As you’ll probably know from your lengthy roots and increasingly-unruly sideburns, all hairdressers and barbers are currently shut. As a result of this, some people have chosen to give themselves home haircuts during the lockdown, with often disastrous results.
The nation’s hairdressers now have to contend with how to keep their businesses open with no customers and also seeing their favourite clients screw up all their hard work, Two friends have teamed up to help matters, creating a service called Lockdown Haircut where barbers walk customers through their home haircuts on video call.
Each consultation – which is for a 20-minute haircut – can be booked online and costs £15, with the money split between the barber who does your consultation and the NHS.
Barbers offering their advice can choose to donate their portion, and when you book an appointment you can also add an extra £5 on top towards the health service. Customers need their own electric razor/clippers, comb, and laptop with webcam.
They can do their own haircut (with advice, of course) or recruit a family member or housemate to get busy with the clippers. The barbers on the service come from top salons across the UK and are all professionally qualified.
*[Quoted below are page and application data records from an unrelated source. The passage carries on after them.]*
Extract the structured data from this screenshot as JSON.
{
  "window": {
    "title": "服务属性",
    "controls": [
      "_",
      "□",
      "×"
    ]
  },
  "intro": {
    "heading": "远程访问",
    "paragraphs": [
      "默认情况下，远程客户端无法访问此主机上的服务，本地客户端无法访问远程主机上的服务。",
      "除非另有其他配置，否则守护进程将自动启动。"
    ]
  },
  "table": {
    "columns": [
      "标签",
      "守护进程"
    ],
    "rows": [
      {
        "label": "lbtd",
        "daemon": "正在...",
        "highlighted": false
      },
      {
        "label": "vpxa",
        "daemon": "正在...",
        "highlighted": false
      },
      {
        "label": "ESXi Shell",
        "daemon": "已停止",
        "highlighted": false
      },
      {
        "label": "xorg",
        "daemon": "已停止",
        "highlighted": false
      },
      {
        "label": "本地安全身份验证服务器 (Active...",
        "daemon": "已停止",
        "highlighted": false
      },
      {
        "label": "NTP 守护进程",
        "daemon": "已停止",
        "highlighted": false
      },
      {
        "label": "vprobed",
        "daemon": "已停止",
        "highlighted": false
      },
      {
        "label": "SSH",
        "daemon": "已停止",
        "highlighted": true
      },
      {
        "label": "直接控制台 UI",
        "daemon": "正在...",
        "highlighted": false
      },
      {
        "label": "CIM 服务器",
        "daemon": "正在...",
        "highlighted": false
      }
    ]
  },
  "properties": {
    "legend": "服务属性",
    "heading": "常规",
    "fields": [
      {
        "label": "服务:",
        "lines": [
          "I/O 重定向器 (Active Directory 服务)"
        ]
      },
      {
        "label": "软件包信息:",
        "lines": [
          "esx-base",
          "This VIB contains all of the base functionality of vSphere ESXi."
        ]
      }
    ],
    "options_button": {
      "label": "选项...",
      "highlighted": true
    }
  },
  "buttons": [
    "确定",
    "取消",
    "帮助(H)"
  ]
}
The service was founded by two friends from London, Dan Silvertown, 27, and Jeroen Sibia, 31. The pair of entrepreneurs previously co-founded an online recruitment company called Swap and prior to that were bankers and management consultants in the City.
They said of their idea: ‘With the prospect of a lockdown extension looming and Zoom video becoming the new normal, we were staring down the barrel of a DIY haircut over the Easter weekend.
‘Keen to avoid the dreaded bowl cut from mum, we tried and failed to find an alternative. And so Lockdown Haircut was born.’ ‘We had the idea Tuesday afternoon and loved the idea so much we basically worked on it non-stop until Thursday morning,’ said Dan.
‘The reception has been amazing, it shows real community spirit that so far every barber we’re working with has offered to donate their wages to the NHS.’